TASK GOAL: Faithfully repeat each entry below, minus the pictures.

SUPPLIED MATERIAL:

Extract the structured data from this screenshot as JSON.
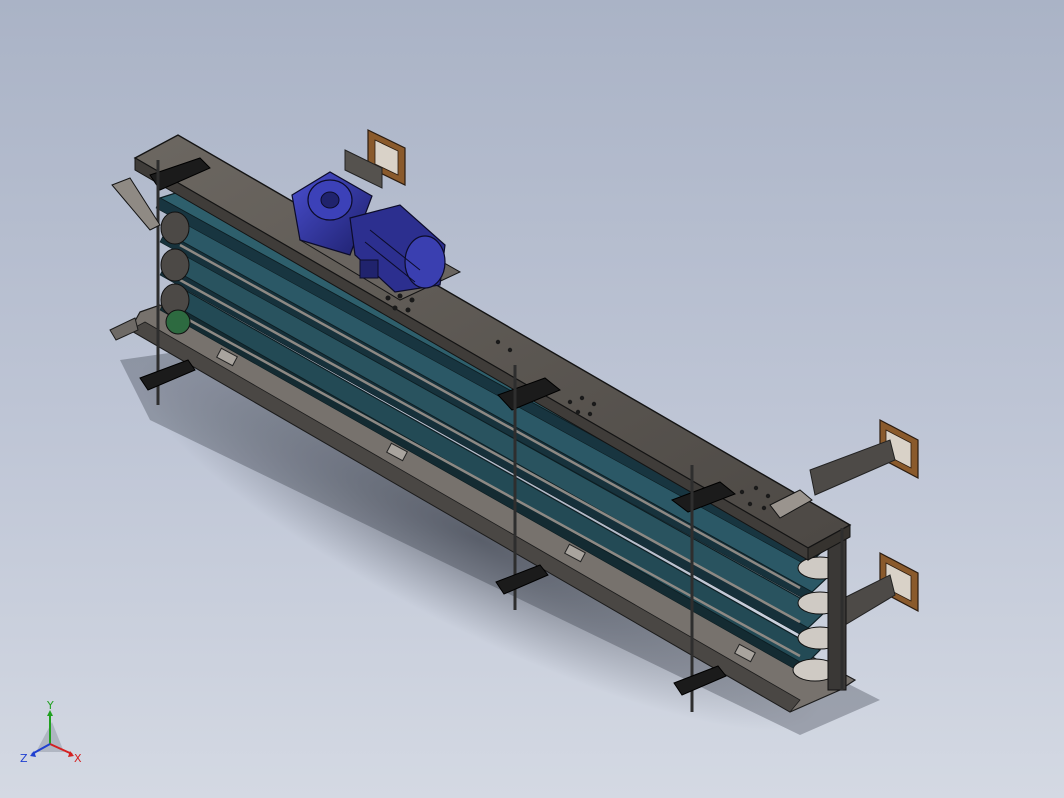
{
  "viewport": {
    "background_top": "#aab3c6",
    "background_bottom": "#d4d9e3"
  },
  "model": {
    "frame_color": "#5e5a56",
    "belt_color": "#234a55",
    "motor_color": "#2c2f8f",
    "bracket_color": "#8a5a2c"
  },
  "triad": {
    "x_label": "X",
    "y_label": "Y",
    "z_label": "Z",
    "x_color": "#d42020",
    "y_color": "#20a020",
    "z_color": "#2040d0"
  }
}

TASK ANSWER:
Extract the structured data from this screenshot as JSON.
{
  "viewport": {
    "background_top": "#aab3c6",
    "background_bottom": "#d4d9e3"
  },
  "model": {
    "frame_color": "#5e5a56",
    "belt_color": "#234a55",
    "motor_color": "#2c2f8f",
    "bracket_color": "#8a5a2c"
  },
  "triad": {
    "x_label": "X",
    "y_label": "Y",
    "z_label": "Z",
    "x_color": "#d42020",
    "y_color": "#20a020",
    "z_color": "#2040d0"
  }
}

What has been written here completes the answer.